“Business going well?”
“People still read books,” the Montreal character replies.
Next must stop: the Aquarium of the North. “I’m the next generation,” says Vanessa, daughter of owner François St-Louis, behind the checkout. “Aquarium du Nord has existed since 1947 and has occupied the address here since 1961. My grandfather bought the building. It is the oldest animal institution in Montreal still open. It used to be a Chinese restaurant here, and I recently found some neon-era photos that look like the ones in Las Vegas. Ahead, the St-Hubert had a large, luminous rooster. »
“Recently, a lot of offices have come in: TUX, Cardin Julien, La Firme,” says Mike Parente, whom we asked for an interview the day before the headlines about the brand new canopies of the Plaza which will have to be modified to better withstand the snow.

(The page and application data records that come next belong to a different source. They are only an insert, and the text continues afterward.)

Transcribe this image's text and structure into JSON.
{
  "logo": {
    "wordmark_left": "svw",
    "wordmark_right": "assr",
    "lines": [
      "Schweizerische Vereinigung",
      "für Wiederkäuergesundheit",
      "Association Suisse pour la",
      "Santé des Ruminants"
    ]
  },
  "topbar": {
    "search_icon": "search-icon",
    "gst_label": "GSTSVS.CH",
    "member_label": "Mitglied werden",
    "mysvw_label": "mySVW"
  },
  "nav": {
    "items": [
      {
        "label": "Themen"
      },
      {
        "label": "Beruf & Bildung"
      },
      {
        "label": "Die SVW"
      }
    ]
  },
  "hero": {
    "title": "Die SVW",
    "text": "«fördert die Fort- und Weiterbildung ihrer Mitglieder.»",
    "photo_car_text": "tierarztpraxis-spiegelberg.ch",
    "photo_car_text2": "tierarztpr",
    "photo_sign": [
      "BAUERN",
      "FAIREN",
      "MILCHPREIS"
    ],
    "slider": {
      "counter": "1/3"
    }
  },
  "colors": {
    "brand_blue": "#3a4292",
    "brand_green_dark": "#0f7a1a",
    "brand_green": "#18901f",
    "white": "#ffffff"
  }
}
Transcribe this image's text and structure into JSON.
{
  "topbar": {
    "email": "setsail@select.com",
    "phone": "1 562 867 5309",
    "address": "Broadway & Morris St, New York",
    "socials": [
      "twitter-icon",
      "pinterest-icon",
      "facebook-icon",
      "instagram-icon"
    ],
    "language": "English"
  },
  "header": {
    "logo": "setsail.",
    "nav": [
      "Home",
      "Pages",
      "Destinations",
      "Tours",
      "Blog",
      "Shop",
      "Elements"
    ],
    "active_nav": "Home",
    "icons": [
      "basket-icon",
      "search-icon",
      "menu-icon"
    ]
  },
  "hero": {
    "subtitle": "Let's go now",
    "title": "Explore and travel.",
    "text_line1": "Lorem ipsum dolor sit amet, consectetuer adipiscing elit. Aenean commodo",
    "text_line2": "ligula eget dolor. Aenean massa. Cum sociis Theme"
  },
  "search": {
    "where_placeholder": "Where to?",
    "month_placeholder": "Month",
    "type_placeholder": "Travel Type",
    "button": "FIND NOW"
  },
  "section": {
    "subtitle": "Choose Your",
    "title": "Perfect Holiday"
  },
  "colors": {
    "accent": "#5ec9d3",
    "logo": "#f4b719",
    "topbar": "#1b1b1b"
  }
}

Once again, the Plaza will pull through (this time after an engineering imbroglio). The proof: the Nickels is still there, just like the Oscar confectionery, the medieval Dracolite shop and the Raffin bookshop, opened in 1930!
So how’s the Plaza doing?
“Better than it’s ever been, but it has its challenges,” said SDC Chairman Dave Lechasseur. You have to keep your character, but renew it. »
Next major project: a pedestrianization project planned for next summer. Nothing less !